What do I need to know?

Cartoon of baby with nose running

If your baby was born premature or sick, find out what you need to know about common infectious illnesses and what to do if you are worried.

The winter months (October to March) can be challenging for those born prematurely (before 37 weeks) and who have lung problems or a congenital heart condition. These babies are at greater risk of becoming seriously ill from a common infectious illness.

Seeing your premature or sick baby unwell, especially for the first time, can be worrying and upsetting. This information is about the most common infectious illnesses, what you can do to help protect against them, and what to do if you are worried.

This information, provided by Bliss, should not replace the advice given to you by your healthcare professional (such as your GP or your health visitor) about your baby. It is extra information. If you are worried about your baby’s health, you should always contact a health professional.

This information will be relevant for all parents of premature or sick babies, but probably most useful once you take your baby home. This is because the neonatal unit will have their own processes for limiting the spread of infection, and for spotting the signs of possible illnesses in your baby.

Who can help?
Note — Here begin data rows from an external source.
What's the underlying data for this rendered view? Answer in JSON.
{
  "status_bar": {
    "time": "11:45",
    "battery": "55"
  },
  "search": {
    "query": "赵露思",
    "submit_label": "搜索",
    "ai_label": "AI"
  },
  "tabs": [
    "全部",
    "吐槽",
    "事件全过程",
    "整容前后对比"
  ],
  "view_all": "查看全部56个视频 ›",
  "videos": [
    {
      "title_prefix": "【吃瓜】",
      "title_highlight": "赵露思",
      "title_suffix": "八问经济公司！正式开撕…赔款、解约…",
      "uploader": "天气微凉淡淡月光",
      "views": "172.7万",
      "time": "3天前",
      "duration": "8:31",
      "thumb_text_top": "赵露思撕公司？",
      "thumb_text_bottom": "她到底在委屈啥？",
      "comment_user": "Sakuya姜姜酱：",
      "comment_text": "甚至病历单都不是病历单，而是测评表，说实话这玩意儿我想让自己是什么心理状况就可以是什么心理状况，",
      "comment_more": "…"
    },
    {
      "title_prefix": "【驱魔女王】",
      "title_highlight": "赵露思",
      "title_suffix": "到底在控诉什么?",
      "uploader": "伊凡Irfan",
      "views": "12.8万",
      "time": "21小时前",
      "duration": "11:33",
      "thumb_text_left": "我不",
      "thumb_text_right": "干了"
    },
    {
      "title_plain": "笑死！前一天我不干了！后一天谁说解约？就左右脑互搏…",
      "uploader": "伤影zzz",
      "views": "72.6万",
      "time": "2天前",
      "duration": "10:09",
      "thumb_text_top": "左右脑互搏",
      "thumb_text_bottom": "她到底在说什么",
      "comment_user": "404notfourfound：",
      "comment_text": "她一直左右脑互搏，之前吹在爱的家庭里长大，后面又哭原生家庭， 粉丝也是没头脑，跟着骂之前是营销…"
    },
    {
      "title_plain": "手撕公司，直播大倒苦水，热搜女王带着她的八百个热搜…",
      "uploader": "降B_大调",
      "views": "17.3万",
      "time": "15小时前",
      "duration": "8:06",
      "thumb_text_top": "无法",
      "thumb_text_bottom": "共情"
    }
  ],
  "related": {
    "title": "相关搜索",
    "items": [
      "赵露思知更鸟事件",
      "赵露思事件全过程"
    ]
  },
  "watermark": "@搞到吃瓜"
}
  • Your GP or health visitor
  • Your community neonatal nurse, or family care nurse
  • Your neonatal unit
  • Your neonatal or paediatric consultant (if your baby has been discharged from hospital and visits a clinic)
  • Pharmacists
  • NHS 111
  • 999 in an emergency
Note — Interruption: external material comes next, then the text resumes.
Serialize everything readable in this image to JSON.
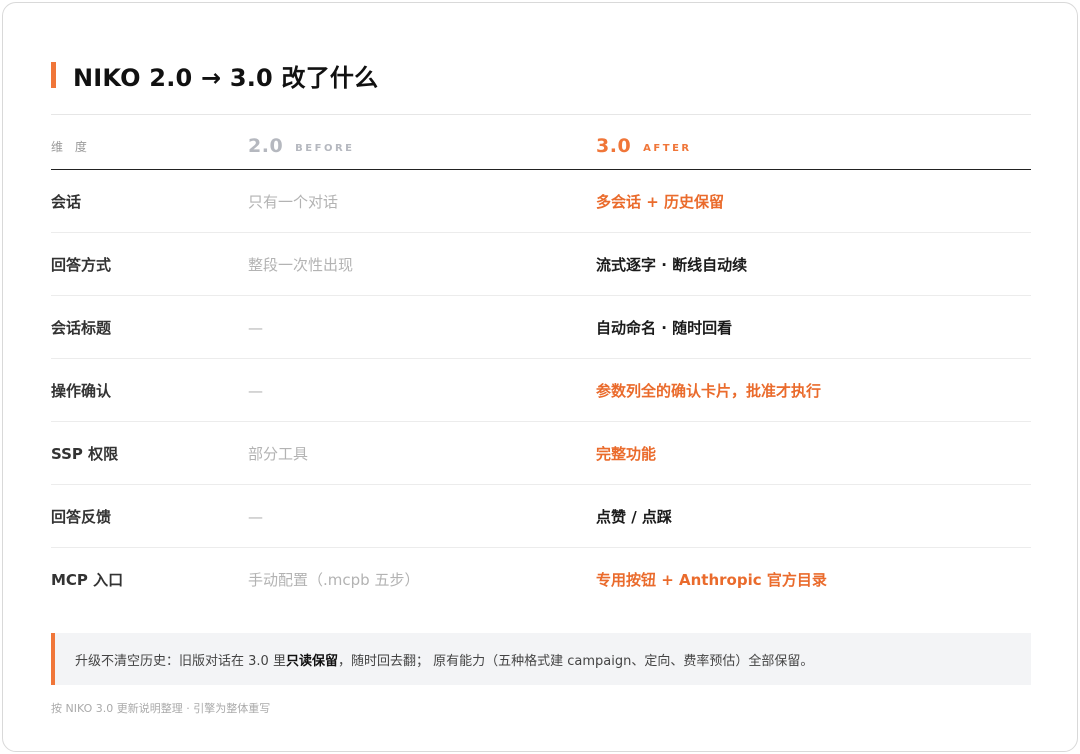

We will refer to a baby’s gestational age in this information. This figure will be the age they were born (eg 28 weeks) and not how old they would have been if they had been born when they were due (sometimes called corrected age).